Recently, a fellow former Korean Peace Corps volunteer mentioned that he thought there was much evidence to suggest that a stint as an ESL teacher can be an invaluable “Part 1” in preparation for the adventure that is life. For others, an extended tenure as an ESL teacher can, as in any profession, lead to burnout. Tips for success aside, inertia can be an intoxicating trap.  Staying fresh, on top of your game, motivated, and most importantly, in service to your students, is a timeless and worthwhile challenge. Losing one’s humility may be like the canary in the coal mine—an indication that it may be time to check things out.

Friday, October 11, 2013

Overseas ESL Teacher: The Year of Living Extemporaneously

"All is clouded by desires."
                                    Passage from the Bhagavad Gita

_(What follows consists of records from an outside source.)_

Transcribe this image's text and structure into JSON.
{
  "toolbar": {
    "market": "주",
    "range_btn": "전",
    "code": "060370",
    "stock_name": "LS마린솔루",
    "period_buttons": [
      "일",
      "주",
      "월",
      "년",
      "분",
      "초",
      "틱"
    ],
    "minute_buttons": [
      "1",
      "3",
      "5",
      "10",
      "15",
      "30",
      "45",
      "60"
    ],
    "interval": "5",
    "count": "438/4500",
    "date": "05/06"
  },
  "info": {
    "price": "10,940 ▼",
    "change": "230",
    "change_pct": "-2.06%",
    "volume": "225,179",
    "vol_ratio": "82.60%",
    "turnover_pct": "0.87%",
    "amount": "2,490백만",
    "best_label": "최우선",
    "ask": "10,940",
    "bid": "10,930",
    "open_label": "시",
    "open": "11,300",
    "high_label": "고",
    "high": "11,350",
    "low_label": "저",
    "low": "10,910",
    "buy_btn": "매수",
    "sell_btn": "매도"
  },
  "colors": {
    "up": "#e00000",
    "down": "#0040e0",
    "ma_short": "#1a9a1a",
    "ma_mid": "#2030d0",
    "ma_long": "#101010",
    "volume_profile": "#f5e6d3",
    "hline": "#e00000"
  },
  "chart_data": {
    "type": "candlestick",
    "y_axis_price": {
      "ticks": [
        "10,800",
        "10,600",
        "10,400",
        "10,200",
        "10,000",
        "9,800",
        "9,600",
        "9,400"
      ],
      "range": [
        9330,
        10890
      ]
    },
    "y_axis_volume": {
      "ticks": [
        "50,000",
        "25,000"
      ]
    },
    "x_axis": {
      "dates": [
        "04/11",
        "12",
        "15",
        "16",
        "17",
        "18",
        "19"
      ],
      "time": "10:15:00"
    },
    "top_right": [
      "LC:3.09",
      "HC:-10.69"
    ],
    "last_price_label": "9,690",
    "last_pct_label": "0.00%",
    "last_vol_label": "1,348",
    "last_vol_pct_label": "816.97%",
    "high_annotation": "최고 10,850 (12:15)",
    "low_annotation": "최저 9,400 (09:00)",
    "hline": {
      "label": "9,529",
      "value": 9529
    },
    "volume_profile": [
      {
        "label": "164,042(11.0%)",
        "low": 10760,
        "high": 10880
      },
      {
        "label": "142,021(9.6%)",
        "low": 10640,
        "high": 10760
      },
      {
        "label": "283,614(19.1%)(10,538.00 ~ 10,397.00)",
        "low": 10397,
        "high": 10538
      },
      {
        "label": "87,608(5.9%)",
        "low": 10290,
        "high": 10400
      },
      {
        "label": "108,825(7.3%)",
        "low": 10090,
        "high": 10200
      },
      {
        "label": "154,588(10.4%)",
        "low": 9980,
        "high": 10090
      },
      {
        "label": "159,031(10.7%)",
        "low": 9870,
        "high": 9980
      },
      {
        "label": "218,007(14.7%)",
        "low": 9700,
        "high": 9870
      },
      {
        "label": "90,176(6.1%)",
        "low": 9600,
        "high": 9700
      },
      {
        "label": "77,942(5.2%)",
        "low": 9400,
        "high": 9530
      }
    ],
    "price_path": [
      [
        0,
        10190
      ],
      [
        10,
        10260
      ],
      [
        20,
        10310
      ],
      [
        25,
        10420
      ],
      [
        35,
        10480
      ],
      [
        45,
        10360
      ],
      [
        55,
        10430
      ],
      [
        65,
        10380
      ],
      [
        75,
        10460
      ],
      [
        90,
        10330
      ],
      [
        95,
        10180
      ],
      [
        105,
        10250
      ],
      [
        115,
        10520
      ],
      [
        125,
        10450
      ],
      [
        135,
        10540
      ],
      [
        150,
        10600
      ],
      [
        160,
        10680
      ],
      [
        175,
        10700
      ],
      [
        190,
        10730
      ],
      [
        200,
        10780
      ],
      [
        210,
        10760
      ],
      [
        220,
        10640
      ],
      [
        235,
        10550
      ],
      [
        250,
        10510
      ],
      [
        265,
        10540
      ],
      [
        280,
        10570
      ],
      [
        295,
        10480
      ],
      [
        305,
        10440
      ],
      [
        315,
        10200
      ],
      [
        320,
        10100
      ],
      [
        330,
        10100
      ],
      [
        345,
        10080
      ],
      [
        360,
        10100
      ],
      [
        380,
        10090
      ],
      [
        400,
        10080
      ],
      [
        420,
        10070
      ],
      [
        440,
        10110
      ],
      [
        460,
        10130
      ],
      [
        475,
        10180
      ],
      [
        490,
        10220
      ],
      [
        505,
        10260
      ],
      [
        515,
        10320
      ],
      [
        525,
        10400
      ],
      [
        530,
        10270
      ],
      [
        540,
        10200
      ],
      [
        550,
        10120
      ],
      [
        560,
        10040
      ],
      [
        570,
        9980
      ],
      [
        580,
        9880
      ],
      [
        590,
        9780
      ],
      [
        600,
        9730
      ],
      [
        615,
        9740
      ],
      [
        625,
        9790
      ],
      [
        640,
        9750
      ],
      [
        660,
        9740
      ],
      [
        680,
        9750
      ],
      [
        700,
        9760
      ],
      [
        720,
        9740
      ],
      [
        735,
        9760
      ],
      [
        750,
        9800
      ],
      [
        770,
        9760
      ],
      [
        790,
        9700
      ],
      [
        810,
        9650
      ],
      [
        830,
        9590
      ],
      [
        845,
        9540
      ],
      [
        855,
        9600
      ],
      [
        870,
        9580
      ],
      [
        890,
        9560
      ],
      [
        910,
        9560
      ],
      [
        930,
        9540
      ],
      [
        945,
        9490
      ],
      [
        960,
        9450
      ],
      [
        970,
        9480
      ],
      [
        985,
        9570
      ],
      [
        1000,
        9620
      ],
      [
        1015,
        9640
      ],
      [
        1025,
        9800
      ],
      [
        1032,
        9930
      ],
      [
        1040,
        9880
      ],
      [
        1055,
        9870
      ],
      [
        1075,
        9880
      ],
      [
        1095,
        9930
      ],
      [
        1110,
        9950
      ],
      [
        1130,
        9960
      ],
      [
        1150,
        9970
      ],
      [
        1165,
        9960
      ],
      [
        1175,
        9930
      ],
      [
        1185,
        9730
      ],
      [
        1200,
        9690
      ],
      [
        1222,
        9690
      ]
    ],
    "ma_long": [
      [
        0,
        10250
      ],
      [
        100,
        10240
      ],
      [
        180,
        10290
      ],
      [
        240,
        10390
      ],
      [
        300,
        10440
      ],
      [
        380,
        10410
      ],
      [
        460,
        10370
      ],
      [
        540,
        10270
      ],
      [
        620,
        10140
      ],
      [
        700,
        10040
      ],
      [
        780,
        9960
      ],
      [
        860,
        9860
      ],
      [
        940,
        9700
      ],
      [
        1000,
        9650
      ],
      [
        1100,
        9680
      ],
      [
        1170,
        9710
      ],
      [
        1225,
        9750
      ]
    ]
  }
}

I have long felt that living overseas might very well be perceived like a long-term visit to Disney World. Your entrance fee entitles you to see the world through a child's eyes. Every day, or in this case, every minute, puts your senses on steroids; the smells, sights and sounds spin you round and round until you are in a new and different reality. Surely, it's not for the faint-of-heart--that's why they checked your height at the ticket counter and asked if you had any health issues.

Once your ticket is punched, teaching English overseas can be the thrill of a lifetime. In this case, once the passport, visa, apostilled criminal check, application and interview stanchions have been successfully hurdled, you are free to open your classrooms to the world and to make your world your own personal classroom.

Set in Indonesia,
The Year of Living Dangerously
In her award winning role, in the 1982 film, The Year of Living Dangerously, Linda Hunt's character, a male Chinese-Australian dwarf, Billy Kwan, declares, "In the West, we want answers for everything. Everything is right or wrong or good or bad..." The challenge as the foreign teacher of English is to let go of judgment and allow oneself to enter a world of incredulity. As one of my professors in graduate school once told me offering up some personal wisdom, "Education is moving from cocksure ignorance, to thoughtful uncertainty."

In the bare bones utilitarian existence of an ESL teacher, one doesn't have the plethora of material possessions one has back home. Those things are, of course, distractions. My life's essentials have been whittled down to whiteboard markers, a memory stick, lesson plans, a backpack, a translation app and whatever map I'm wearing out from overuse. My university has me covered-although I harbor a certain skepticism about the thickness of the ice I'm skating on. They've provided my apartment, an office and computer, a living wage and plenty of vacation time. For all those ESL teachers without such accoutrements, I offer you a humble me-ahn-heyo (미안 해요)Korean for, I am sorry.

The time between classes is a golden chalice. I fill it with various wines, sometimes the vintage is a local destination, a delicious house wine, like a nearby Korean city with a history worth knowing more about and a reputation for a particular culinary speciality. For example, from here in Daegu, Jeonju (전주), with its rocking Korean Historic Village (한옥말) is a 3-hour bus ride away. Its local bib-em-pop, a mixed rice dish, is to die for. Other times, the cup is filled with a more complex taste, like a bike trip through rural Vietnam, or perhaps a rarer vintage, say a sojourn to North Korea--no doubt, not a taste suitable for everyone's palate.

That of course, is just the point. Some ESL teachers choose not to carry the travel baton so wide afield. Their adventures more often take place locally, including within their classrooms. There, they strive to transport their students to other worlds. But for me, any gift of time is a chance to boogie on down the road. Billy Kwan's words, while living dangerously in Indonesia, work for me, "Don't think about the major issues. Do what you can about what's in front of you. Go add your light to the sum of all light." So, I'll grab my passport, then it's off to the races.